— What is being asked —
Below are some records; return each one exactly.

Dataset rows for apps and sites
================
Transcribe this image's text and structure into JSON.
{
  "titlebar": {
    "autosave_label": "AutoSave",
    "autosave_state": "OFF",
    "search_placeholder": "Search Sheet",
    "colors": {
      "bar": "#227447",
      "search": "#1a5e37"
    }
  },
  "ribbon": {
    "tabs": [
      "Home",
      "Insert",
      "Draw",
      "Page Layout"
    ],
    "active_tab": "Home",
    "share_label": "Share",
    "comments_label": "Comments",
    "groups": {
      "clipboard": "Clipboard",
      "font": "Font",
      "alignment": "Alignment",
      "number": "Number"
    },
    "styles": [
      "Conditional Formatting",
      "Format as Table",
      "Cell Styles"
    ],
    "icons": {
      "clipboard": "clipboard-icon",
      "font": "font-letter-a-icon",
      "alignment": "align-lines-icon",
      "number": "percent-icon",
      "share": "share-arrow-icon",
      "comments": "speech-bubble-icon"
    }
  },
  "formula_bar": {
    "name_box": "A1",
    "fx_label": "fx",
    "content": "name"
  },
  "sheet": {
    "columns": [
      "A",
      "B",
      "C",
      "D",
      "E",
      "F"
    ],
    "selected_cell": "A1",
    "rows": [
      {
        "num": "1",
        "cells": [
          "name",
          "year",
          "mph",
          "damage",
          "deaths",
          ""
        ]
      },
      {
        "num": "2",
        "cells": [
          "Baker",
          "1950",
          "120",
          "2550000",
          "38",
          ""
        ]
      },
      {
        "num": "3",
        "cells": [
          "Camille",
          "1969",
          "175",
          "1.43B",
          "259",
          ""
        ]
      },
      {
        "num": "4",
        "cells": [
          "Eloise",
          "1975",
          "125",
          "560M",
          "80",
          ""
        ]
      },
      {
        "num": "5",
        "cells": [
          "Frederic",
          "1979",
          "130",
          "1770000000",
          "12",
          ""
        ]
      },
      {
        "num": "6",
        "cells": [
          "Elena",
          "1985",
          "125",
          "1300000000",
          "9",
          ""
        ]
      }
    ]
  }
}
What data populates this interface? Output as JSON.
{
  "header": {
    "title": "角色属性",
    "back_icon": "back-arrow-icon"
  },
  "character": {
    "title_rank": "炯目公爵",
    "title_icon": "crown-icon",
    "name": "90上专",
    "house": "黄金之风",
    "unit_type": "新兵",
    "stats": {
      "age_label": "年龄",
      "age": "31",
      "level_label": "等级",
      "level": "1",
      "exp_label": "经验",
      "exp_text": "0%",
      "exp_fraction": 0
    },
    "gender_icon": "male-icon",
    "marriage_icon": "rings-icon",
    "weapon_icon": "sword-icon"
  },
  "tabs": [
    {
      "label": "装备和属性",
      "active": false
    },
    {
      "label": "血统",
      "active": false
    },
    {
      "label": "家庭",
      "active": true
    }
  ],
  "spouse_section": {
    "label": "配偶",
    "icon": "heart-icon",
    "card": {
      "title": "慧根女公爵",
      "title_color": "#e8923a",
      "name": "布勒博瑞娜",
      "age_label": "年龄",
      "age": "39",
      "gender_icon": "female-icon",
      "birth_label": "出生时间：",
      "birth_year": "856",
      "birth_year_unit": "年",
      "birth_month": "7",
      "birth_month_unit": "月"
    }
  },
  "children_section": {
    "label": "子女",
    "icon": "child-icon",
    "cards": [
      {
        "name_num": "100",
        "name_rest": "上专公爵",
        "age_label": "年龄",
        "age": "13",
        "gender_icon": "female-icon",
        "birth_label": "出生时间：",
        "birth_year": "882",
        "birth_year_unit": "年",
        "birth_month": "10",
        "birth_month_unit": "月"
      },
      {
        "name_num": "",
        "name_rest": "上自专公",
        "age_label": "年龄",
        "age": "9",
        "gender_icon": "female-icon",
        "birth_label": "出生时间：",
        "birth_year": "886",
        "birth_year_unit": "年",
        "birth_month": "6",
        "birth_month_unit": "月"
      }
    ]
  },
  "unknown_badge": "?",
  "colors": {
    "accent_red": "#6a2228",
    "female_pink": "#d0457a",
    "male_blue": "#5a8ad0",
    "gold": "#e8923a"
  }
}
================
— Output below —
Transcribe this image's text and structure into JSON.
{
  "titlebar": {
    "autosave_label": "AutoSave",
    "autosave_state": "OFF",
    "search_placeholder": "Search Sheet",
    "colors": {
      "bar": "#227447",
      "search": "#1a5e37"
    }
  },
  "ribbon": {
    "tabs": [
      "Home",
      "Insert",
      "Draw",
      "Page Layout"
    ],
    "active_tab": "Home",
    "share_label": "Share",
    "comments_label": "Comments",
    "groups": {
      "clipboard": "Clipboard",
      "font": "Font",
      "alignment": "Alignment",
      "number": "Number"
    },
    "styles": [
      "Conditional Formatting",
      "Format as Table",
      "Cell Styles"
    ],
    "icons": {
      "clipboard": "clipboard-icon",
      "font": "font-letter-a-icon",
      "alignment": "align-lines-icon",
      "number": "percent-icon",
      "share": "share-arrow-icon",
      "comments": "speech-bubble-icon"
    }
  },
  "formula_bar": {
    "name_box": "A1",
    "fx_label": "fx",
    "content": "name"
  },
  "sheet": {
    "columns": [
      "A",
      "B",
      "C",
      "D",
      "E",
      "F"
    ],
    "selected_cell": "A1",
    "rows": [
      {
        "num": "1",
        "cells": [
          "name",
          "year",
          "mph",
          "damage",
          "deaths",
          ""
        ]
      },
      {
        "num": "2",
        "cells": [
          "Baker",
          "1950",
          "120",
          "2550000",
          "38",
          ""
        ]
      },
      {
        "num": "3",
        "cells": [
          "Camille",
          "1969",
          "175",
          "1.43B",
          "259",
          ""
        ]
      },
      {
        "num": "4",
        "cells": [
          "Eloise",
          "1975",
          "125",
          "560M",
          "80",
          ""
        ]
      },
      {
        "num": "5",
        "cells": [
          "Frederic",
          "1979",
          "130",
          "1770000000",
          "12",
          ""
        ]
      },
      {
        "num": "6",
        "cells": [
          "Elena",
          "1985",
          "125",
          "1300000000",
          "9",
          ""
        ]
      }
    ]
  }
}
What data populates this interface? Output as JSON.
{
  "header": {
    "title": "角色属性",
    "back_icon": "back-arrow-icon"
  },
  "character": {
    "title_rank": "炯目公爵",
    "title_icon": "crown-icon",
    "name": "90上专",
    "house": "黄金之风",
    "unit_type": "新兵",
    "stats": {
      "age_label": "年龄",
      "age": "31",
      "level_label": "等级",
      "level": "1",
      "exp_label": "经验",
      "exp_text": "0%",
      "exp_fraction": 0
    },
    "gender_icon": "male-icon",
    "marriage_icon": "rings-icon",
    "weapon_icon": "sword-icon"
  },
  "tabs": [
    {
      "label": "装备和属性",
      "active": false
    },
    {
      "label": "血统",
      "active": false
    },
    {
      "label": "家庭",
      "active": true
    }
  ],
  "spouse_section": {
    "label": "配偶",
    "icon": "heart-icon",
    "card": {
      "title": "慧根女公爵",
      "title_color": "#e8923a",
      "name": "布勒博瑞娜",
      "age_label": "年龄",
      "age": "39",
      "gender_icon": "female-icon",
      "birth_label": "出生时间：",
      "birth_year": "856",
      "birth_year_unit": "年",
      "birth_month": "7",
      "birth_month_unit": "月"
    }
  },
  "children_section": {
    "label": "子女",
    "icon": "child-icon",
    "cards": [
      {
        "name_num": "100",
        "name_rest": "上专公爵",
        "age_label": "年龄",
        "age": "13",
        "gender_icon": "female-icon",
        "birth_label": "出生时间：",
        "birth_year": "882",
        "birth_year_unit": "年",
        "birth_month": "10",
        "birth_month_unit": "月"
      },
      {
        "name_num": "",
        "name_rest": "上自专公",
        "age_label": "年龄",
        "age": "9",
        "gender_icon": "female-icon",
        "birth_label": "出生时间：",
        "birth_year": "886",
        "birth_year_unit": "年",
        "birth_month": "6",
        "birth_month_unit": "月"
      }
    ]
  },
  "unknown_badge": "?",
  "colors": {
    "accent_red": "#6a2228",
    "female_pink": "#d0457a",
    "male_blue": "#5a8ad0",
    "gold": "#e8923a"
  }
}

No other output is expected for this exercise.